WHAT THE TASK ASKS: Reproduce the records below in their entirety, character for character.

------ EXERCISE INPUTS

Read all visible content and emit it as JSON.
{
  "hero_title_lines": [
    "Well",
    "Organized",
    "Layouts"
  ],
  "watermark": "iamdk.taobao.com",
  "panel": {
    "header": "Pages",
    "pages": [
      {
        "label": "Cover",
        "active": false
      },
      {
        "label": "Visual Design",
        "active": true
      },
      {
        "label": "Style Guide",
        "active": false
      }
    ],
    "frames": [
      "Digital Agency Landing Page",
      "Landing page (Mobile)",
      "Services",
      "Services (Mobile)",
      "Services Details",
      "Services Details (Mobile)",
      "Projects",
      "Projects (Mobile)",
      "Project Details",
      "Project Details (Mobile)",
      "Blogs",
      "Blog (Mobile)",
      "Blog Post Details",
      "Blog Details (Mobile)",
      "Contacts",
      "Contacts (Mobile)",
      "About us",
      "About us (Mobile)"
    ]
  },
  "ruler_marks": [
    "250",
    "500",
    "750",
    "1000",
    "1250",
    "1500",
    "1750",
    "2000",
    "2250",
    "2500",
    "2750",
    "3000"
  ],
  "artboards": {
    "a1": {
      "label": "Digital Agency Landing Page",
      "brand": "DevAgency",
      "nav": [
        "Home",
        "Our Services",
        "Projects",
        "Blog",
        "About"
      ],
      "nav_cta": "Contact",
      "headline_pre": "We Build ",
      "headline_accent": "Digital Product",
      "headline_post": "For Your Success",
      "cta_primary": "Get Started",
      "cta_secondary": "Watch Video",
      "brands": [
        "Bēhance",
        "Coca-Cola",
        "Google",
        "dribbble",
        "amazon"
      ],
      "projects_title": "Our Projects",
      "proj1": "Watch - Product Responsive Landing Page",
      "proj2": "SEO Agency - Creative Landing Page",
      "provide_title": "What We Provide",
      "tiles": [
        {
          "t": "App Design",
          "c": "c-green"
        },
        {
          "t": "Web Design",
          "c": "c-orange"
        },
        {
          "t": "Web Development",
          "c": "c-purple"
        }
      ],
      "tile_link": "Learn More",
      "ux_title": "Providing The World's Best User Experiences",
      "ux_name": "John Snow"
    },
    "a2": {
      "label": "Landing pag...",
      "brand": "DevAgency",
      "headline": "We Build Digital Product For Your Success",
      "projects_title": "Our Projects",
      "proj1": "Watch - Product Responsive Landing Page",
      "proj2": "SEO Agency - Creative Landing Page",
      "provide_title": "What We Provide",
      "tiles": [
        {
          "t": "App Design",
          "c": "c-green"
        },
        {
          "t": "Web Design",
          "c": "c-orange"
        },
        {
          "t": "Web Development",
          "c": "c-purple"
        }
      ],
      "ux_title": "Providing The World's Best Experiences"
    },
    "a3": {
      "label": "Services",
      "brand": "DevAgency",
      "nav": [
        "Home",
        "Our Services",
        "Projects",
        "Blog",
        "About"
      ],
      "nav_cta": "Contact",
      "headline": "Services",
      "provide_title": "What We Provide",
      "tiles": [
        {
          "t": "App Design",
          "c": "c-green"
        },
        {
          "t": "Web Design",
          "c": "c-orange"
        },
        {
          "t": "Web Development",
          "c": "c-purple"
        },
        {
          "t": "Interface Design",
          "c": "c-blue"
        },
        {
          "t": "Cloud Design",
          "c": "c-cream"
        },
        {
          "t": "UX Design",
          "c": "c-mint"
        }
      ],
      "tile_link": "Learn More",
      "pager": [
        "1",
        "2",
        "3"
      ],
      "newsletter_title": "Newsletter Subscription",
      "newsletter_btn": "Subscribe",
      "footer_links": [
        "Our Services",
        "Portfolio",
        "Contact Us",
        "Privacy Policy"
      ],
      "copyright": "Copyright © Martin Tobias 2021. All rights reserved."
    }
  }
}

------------

REPLY:
Read all visible content and emit it as JSON.
{
  "hero_title_lines": [
    "Well",
    "Organized",
    "Layouts"
  ],
  "watermark": "iamdk.taobao.com",
  "panel": {
    "header": "Pages",
    "pages": [
      {
        "label": "Cover",
        "active": false
      },
      {
        "label": "Visual Design",
        "active": true
      },
      {
        "label": "Style Guide",
        "active": false
      }
    ],
    "frames": [
      "Digital Agency Landing Page",
      "Landing page (Mobile)",
      "Services",
      "Services (Mobile)",
      "Services Details",
      "Services Details (Mobile)",
      "Projects",
      "Projects (Mobile)",
      "Project Details",
      "Project Details (Mobile)",
      "Blogs",
      "Blog (Mobile)",
      "Blog Post Details",
      "Blog Details (Mobile)",
      "Contacts",
      "Contacts (Mobile)",
      "About us",
      "About us (Mobile)"
    ]
  },
  "ruler_marks": [
    "250",
    "500",
    "750",
    "1000",
    "1250",
    "1500",
    "1750",
    "2000",
    "2250",
    "2500",
    "2750",
    "3000"
  ],
  "artboards": {
    "a1": {
      "label": "Digital Agency Landing Page",
      "brand": "DevAgency",
      "nav": [
        "Home",
        "Our Services",
        "Projects",
        "Blog",
        "About"
      ],
      "nav_cta": "Contact",
      "headline_pre": "We Build ",
      "headline_accent": "Digital Product",
      "headline_post": "For Your Success",
      "cta_primary": "Get Started",
      "cta_secondary": "Watch Video",
      "brands": [
        "Bēhance",
        "Coca-Cola",
        "Google",
        "dribbble",
        "amazon"
      ],
      "projects_title": "Our Projects",
      "proj1": "Watch - Product Responsive Landing Page",
      "proj2": "SEO Agency - Creative Landing Page",
      "provide_title": "What We Provide",
      "tiles": [
        {
          "t": "App Design",
          "c": "c-green"
        },
        {
          "t": "Web Design",
          "c": "c-orange"
        },
        {
          "t": "Web Development",
          "c": "c-purple"
        }
      ],
      "tile_link": "Learn More",
      "ux_title": "Providing The World's Best User Experiences",
      "ux_name": "John Snow"
    },
    "a2": {
      "label": "Landing pag...",
      "brand": "DevAgency",
      "headline": "We Build Digital Product For Your Success",
      "projects_title": "Our Projects",
      "proj1": "Watch - Product Responsive Landing Page",
      "proj2": "SEO Agency - Creative Landing Page",
      "provide_title": "What We Provide",
      "tiles": [
        {
          "t": "App Design",
          "c": "c-green"
        },
        {
          "t": "Web Design",
          "c": "c-orange"
        },
        {
          "t": "Web Development",
          "c": "c-purple"
        }
      ],
      "ux_title": "Providing The World's Best Experiences"
    },
    "a3": {
      "label": "Services",
      "brand": "DevAgency",
      "nav": [
        "Home",
        "Our Services",
        "Projects",
        "Blog",
        "About"
      ],
      "nav_cta": "Contact",
      "headline": "Services",
      "provide_title": "What We Provide",
      "tiles": [
        {
          "t": "App Design",
          "c": "c-green"
        },
        {
          "t": "Web Design",
          "c": "c-orange"
        },
        {
          "t": "Web Development",
          "c": "c-purple"
        },
        {
          "t": "Interface Design",
          "c": "c-blue"
        },
        {
          "t": "Cloud Design",
          "c": "c-cream"
        },
        {
          "t": "UX Design",
          "c": "c-mint"
        }
      ],
      "tile_link": "Learn More",
      "pager": [
        "1",
        "2",
        "3"
      ],
      "newsletter_title": "Newsletter Subscription",
      "newsletter_btn": "Subscribe",
      "footer_links": [
        "Our Services",
        "Portfolio",
        "Contact Us",
        "Privacy Policy"
      ],
      "copyright": "Copyright © Martin Tobias 2021. All rights reserved."
    }
  }
}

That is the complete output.